After purchase by Barings, the bonds were then sold to the investing public in London. Thanks to the discount and fees they obtained from the French, underwriting the deal likely made Barings a more than decent profit. The deal also served Britain’s national interest, which was why the British government allowed it to proceed even after the start of the War of the Third Coalition against France in May 1803. They were pleased to see the Americans, as opposed to the hostile French, bordering their own North American possessions in Canada and the Pacific Northwest. Britain’s Prime Minister thought £1 million a small price to pay for this security (at the exchange rate of 4 shilling and 6 pence per dollar, the entire face value of the bond issue came to a little over £1 million)
“It would be wise for this country to pay a million sterling for the transfer of Louisiana from France to America.” – Prime Minister Henry Addington
Barings in the 19th and 20th centuries
Barings would continue to do business in America for well over a century. During the mid-19th century railroad boom, Barings was active in raising money for American railroads. From 1870 to 1890, Barings was involved in 22 U.S. public bond issues, 14 of these were for the nation’s expanding railroads. In the eight years after the end of the US Civil War, the country doubled the length of its rail network. Barings financed the Atchison, Topeka and Santa Fe Railway (ATSF) and had a large role in running the railroad in the late 19th century. It eventually merged with another railroad in the 1990s to form the Burlington Northern and Santa Fe Railway (BNSF), today America’s largest railroad, wholly owned by Berkshire Hathaway.

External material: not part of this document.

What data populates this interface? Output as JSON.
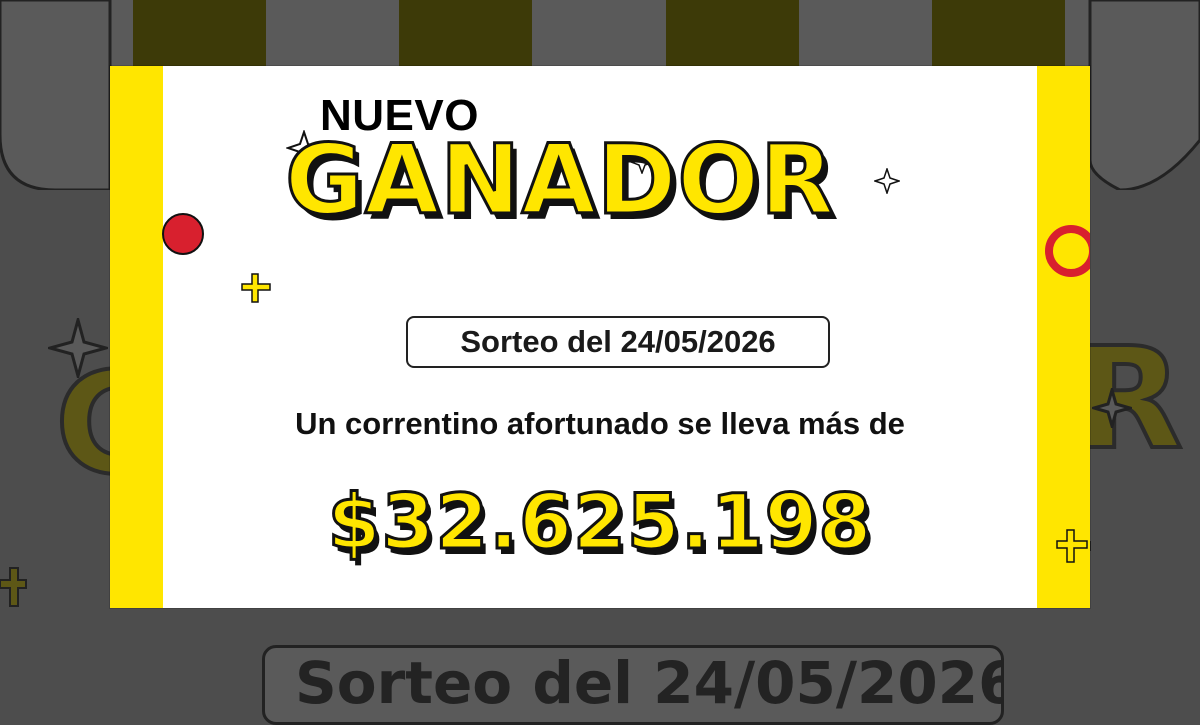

In the early 20th century, the American Telephone and Telegraph Company (AT&T) needed capital to connect the country by telephone lines. It turned to Barings as well. In 1905, Barings sold over $6 million in AT&T bonds in Europe. It was the start of another lucrative relationship for the bank. In the following few years, a further $100 million in bonds were sold by Barings and even more in an issue of AT&T stock.
So what became of Barings, which collapsed in 1995? Early that year, it was found out that a rogue trader, Singapore-based Nick Leeson, lost the bank over $1 billion in unauthorized derivatives trading. It greatly exceeded the bank’s capital; Barings was eventually sold to the Dutch bank ING Group for just £1. With that, Barings was gone.
In contrast to its abrupt and unanticipated collapse, Barings had an established and long-cultivated relationship with the American government and its largest companies. Barings was an example of the role banks had, not just in financing companies, but also in building countries. Despite how small the sum of $15 million might seem today, it was by no means small in 1803, and given the logistical and political pitfalls of cross-national banking in the late 18th and early 19th centuries, the task Barings took up in financing the Louisiana Purchase was a great one. This post adds some well-earned detail and attention to what would otherwise be a footnote to one of America’s most worthwhile financial transactions.
1) Aguilera, Kristin. The British Bank That Forever Altered the U.S. Economy. Bloomberg, 22 Jan. 2013.
2) Barings PLC – Company History. Company-Histories.com.
3) De Cesar , Wayne T, and Susan Page. Jefferson Buys Louisiana Territory, and the Nation Moves Westward. National Archives and Records Administration, 2003.
4) “Exhibition: The Louisiana Purchase.” The Baring Archive: Exhibitions, The Baring Archive.
5) Gordon, John Steele. “We Banked On Them.” American Heritage, American Heritage Publishing Co, 1995.
6) Louisiana Purchase Transcriptions . National Archives and Records Administration.
7) Museum of American Finance. Barings in America Notebook.